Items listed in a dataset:
---------------
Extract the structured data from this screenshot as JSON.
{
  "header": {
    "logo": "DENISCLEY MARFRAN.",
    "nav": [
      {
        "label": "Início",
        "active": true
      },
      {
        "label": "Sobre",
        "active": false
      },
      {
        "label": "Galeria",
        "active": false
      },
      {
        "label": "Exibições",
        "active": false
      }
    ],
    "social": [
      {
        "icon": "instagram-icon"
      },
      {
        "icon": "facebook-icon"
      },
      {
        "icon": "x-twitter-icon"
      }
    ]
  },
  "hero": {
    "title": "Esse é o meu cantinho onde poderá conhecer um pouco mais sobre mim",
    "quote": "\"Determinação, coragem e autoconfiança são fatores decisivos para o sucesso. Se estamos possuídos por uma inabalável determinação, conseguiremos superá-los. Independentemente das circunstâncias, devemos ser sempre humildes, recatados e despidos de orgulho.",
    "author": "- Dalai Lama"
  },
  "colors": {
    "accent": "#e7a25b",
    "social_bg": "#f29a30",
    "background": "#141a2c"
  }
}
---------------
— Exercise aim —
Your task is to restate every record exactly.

— Reply to the exercise —
Extract the structured data from this screenshot as JSON.
{
  "header": {
    "logo": "DENISCLEY MARFRAN.",
    "nav": [
      {
        "label": "Início",
        "active": true
      },
      {
        "label": "Sobre",
        "active": false
      },
      {
        "label": "Galeria",
        "active": false
      },
      {
        "label": "Exibições",
        "active": false
      }
    ],
    "social": [
      {
        "icon": "instagram-icon"
      },
      {
        "icon": "facebook-icon"
      },
      {
        "icon": "x-twitter-icon"
      }
    ]
  },
  "hero": {
    "title": "Esse é o meu cantinho onde poderá conhecer um pouco mais sobre mim",
    "quote": "\"Determinação, coragem e autoconfiança são fatores decisivos para o sucesso. Se estamos possuídos por uma inabalável determinação, conseguiremos superá-los. Independentemente das circunstâncias, devemos ser sempre humildes, recatados e despidos de orgulho.",
    "author": "- Dalai Lama"
  },
  "colors": {
    "accent": "#e7a25b",
    "social_bg": "#f29a30",
    "background": "#141a2c"
  }
}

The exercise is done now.